When a new relationship was initiated by God for Adam, God put him in a deep sleep. While Adam slept in the Land, God created a new relationship for him by fashioning a woman from his rib and flesh. Upon awakening from sleep, God brought the woman to the man. A new relationship was initiated for Adam while he slept. It happened again.
The pattern can be traced elsewhere. When God initiated a new relationship, a new covenant with Abraham, God put him into a divinely induced, deep sleep (Gen 15:12) in the Land. When God initiated a new relationship, a new covenant with Jacob, he was asleep in the Land (Gen 28:11).
The pattern from Genesis 2 is repeated. The recipients (Adam, Abraham, and Jacob) of the new covenant, due to the generous provision of God, slept while God did the acting. It is a case of human passivity in the face of divine gracious activity. Man added nothing. He slept. It is a matter of God acting in grace toward people of His choosing. While man sleeps, God acts. By grace, God establishes a covenant.

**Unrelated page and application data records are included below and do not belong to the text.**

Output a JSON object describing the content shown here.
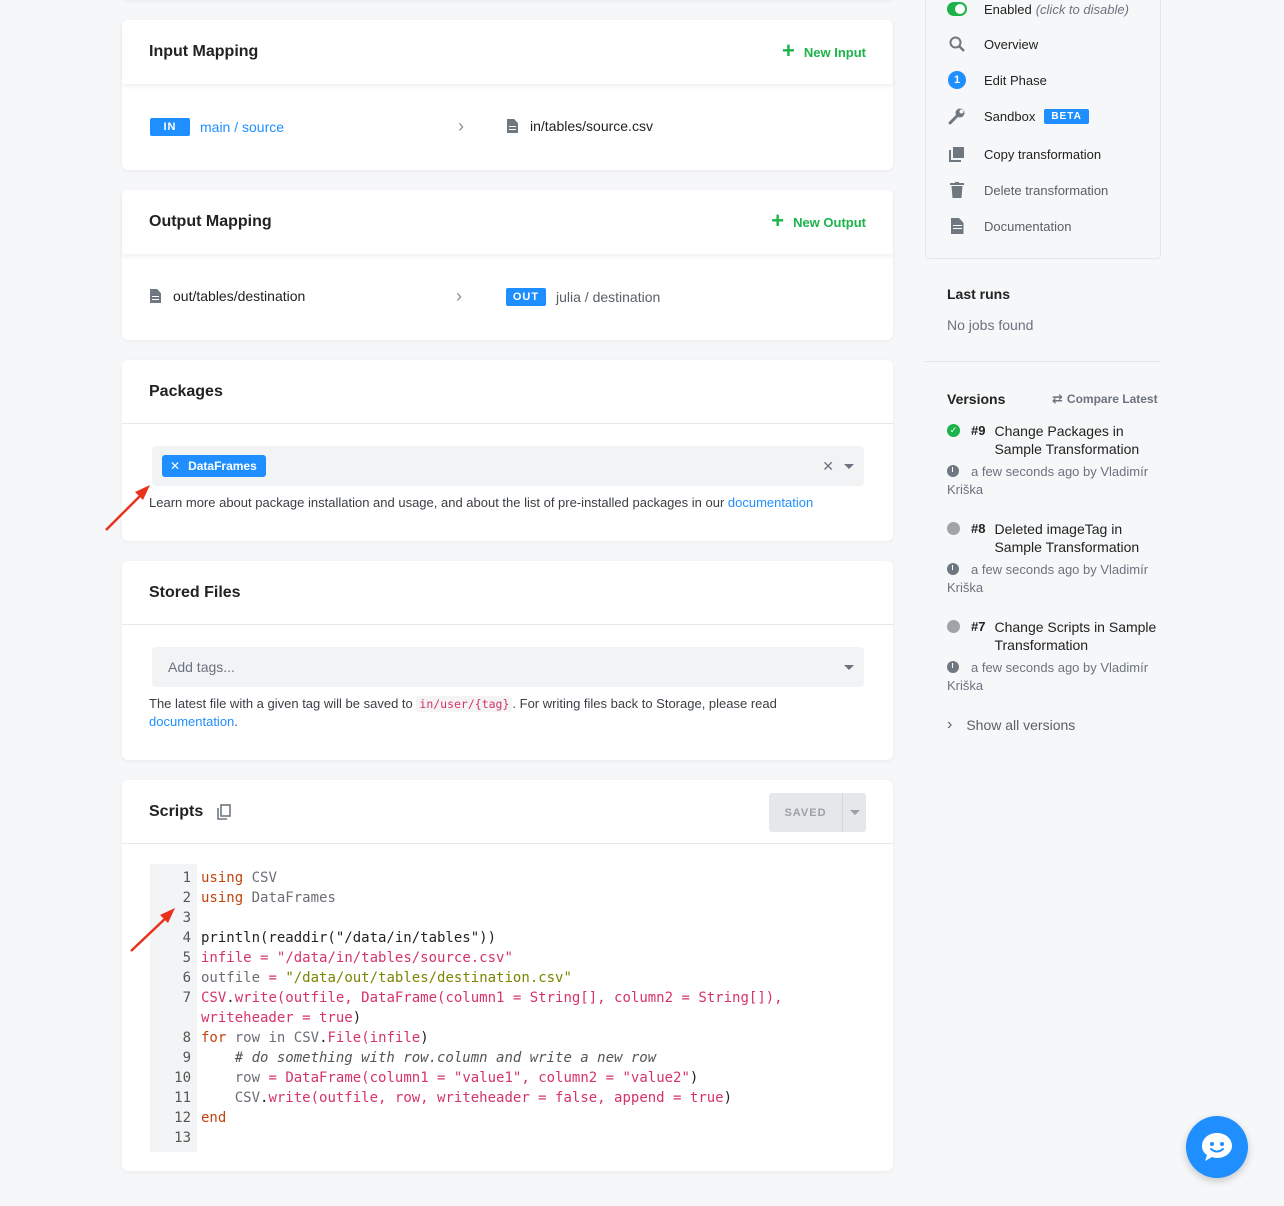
{
  "input_mapping": {
    "title": "Input Mapping",
    "new_label": "New Input",
    "badge": "IN",
    "source": "main / source",
    "destination": "in/tables/source.csv"
  },
  "output_mapping": {
    "title": "Output Mapping",
    "new_label": "New Output",
    "source": "out/tables/destination",
    "badge": "OUT",
    "destination": "julia / destination"
  },
  "packages": {
    "title": "Packages",
    "tag": "DataFrames",
    "help_text": "Learn more about package installation and usage, and about the list of pre-installed packages in our",
    "help_link": "documentation"
  },
  "stored_files": {
    "title": "Stored Files",
    "placeholder": "Add tags...",
    "help_before": "The latest file with a given tag will be saved to",
    "help_code": "in/user/{tag}",
    "help_after": ". For writing files back to Storage, please read",
    "help_link": "documentation",
    "help_end": "."
  },
  "scripts": {
    "title": "Scripts",
    "saved_label": "SAVED",
    "line_numbers": [
      "1",
      "2",
      "3",
      "4",
      "5",
      "6",
      "7",
      "",
      "8",
      "9",
      "10",
      "11",
      "12",
      "13"
    ]
  },
  "sidebar": {
    "enabled_label": "Enabled",
    "enabled_hint": "(click to disable)",
    "overview": "Overview",
    "edit_phase": "Edit Phase",
    "edit_phase_num": "1",
    "sandbox": "Sandbox",
    "beta": "BETA",
    "copy": "Copy transformation",
    "delete": "Delete transformation",
    "documentation": "Documentation"
  },
  "last_runs": {
    "title": "Last runs",
    "empty": "No jobs found"
  },
  "versions": {
    "title": "Versions",
    "compare": "Compare Latest",
    "items": [
      {
        "num": "#9",
        "title": "Change Packages in Sample Transformation",
        "meta": "a few seconds ago by Vladimír Kriška",
        "status_color": "#1bb34a"
      },
      {
        "num": "#8",
        "title": "Deleted imageTag in Sample Transformation",
        "meta": "a few seconds ago by Vladimír Kriška",
        "status_color": "#a0a4a8"
      },
      {
        "num": "#7",
        "title": "Change Scripts in Sample Transformation",
        "meta": "a few seconds ago by Vladimír Kriška",
        "status_color": "#a0a4a8"
      }
    ],
    "show_all": "Show all versions"
  }
}
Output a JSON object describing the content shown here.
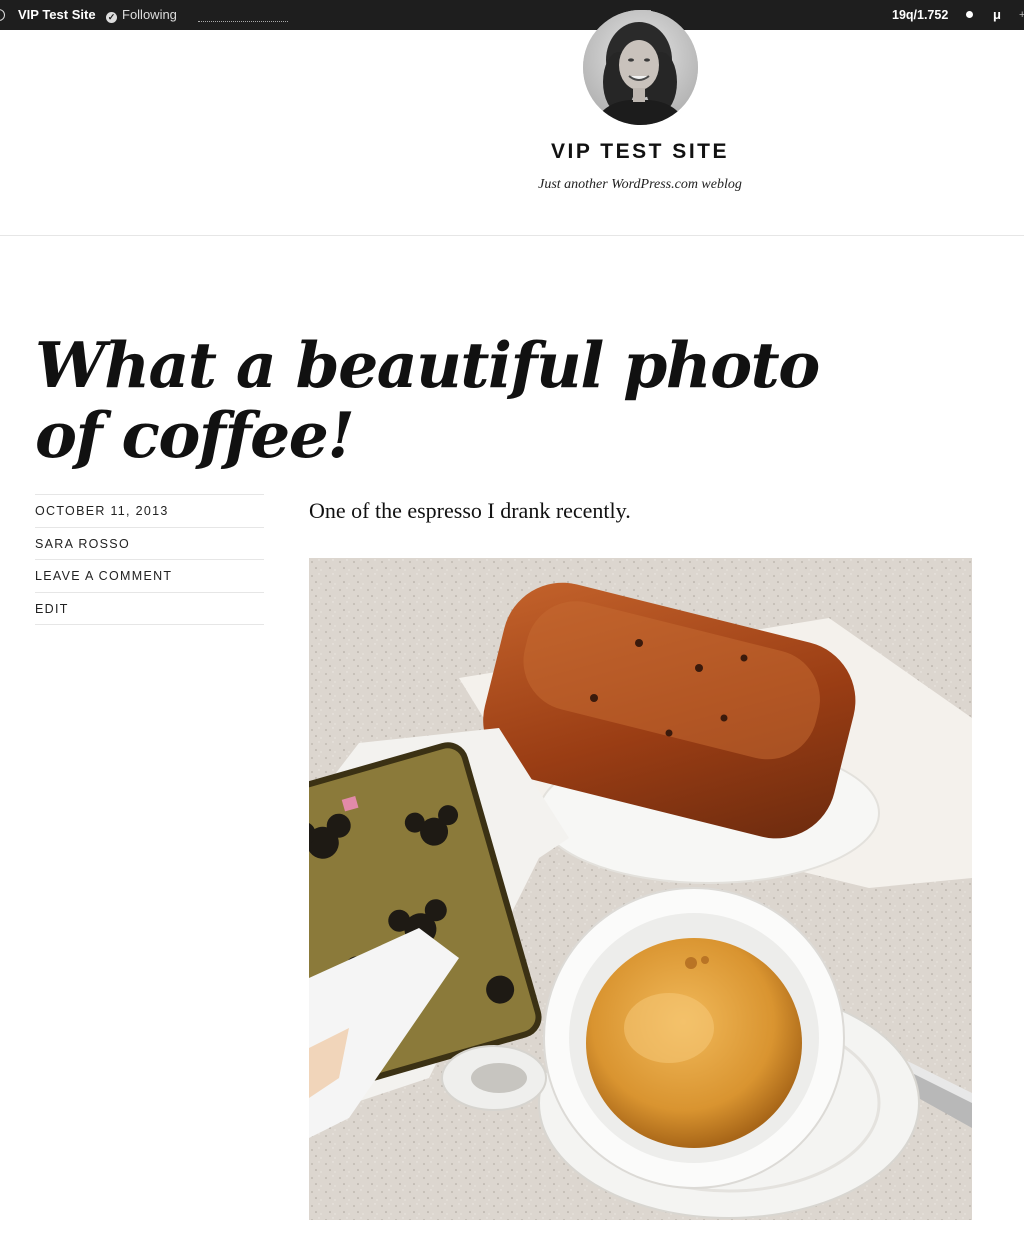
{
  "adminbar": {
    "site_name": "VIP Test Site",
    "following_label": "Following",
    "stats": "19q/1.752",
    "mu_label": "μ",
    "extra_label": "+",
    "icons": {
      "following": "check-circle-icon",
      "collapse": "collapse-arrow-icon",
      "edge": "wordpress-logo-icon",
      "dot": "notification-dot-icon"
    }
  },
  "header": {
    "site_title": "VIP TEST SITE",
    "tagline": "Just another WordPress.com weblog"
  },
  "post": {
    "title": "What a beautiful photo of coffee!",
    "meta": {
      "date": "OCTOBER 11, 2013",
      "author": "SARA ROSSO",
      "comments": "LEAVE A COMMENT",
      "edit": "EDIT"
    },
    "excerpt": "One of the espresso I drank recently."
  }
}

It’s a pattern, not a series of coincidences.
The Psalmist had some of this in mind when he wrote:
“Yes, he can provide for those whom he loves even
when they sleep.” Psalm 127:2b
Patterns in Israel’s Scripture are programmatic. That means that if a pattern is found in Israel’s Scripture, a pattern repeated a number of times, we can expect to see the same pattern be fulfilled in the New Testament.
So, since the pattern is established in Israel’s Scripture, we should be able to observe God establishing a new covenant, a new relationship in the New Testament, by putting the recipient of that covenant to sleep. We should and, in fact, we can.
The pattern of a covenant being established with some while they sleep is indeed repeated in the New Testament. What happened to the first Adam while he slept also happened to the last Adam. It’s a pattern, not a coincidence. It’s intentional and profound. Come and join us for this study of men sleeping while God does the making of a covenant, the gracious acting. Men sleep, God acts.
 The stories of Adam and Abraham are meant to be parallel with one another. In both narratives, the central figure undergoes a divinely induced sleep. Both stories provide geographical information of a divinely provided land. Both stories conclude, tragically, with an account of a “fall.” The account of Eve (Gen 3) and Sarai (Gen 16) are remarkably alike in wording.
 The word “beloved” is yadid, from which we get the name, Jedidiah (beloved of the LORD), better known as Solomon, the son of David given to him by God while he slept. Cf. 2 Samuel 12:24-25; Deut 33:12.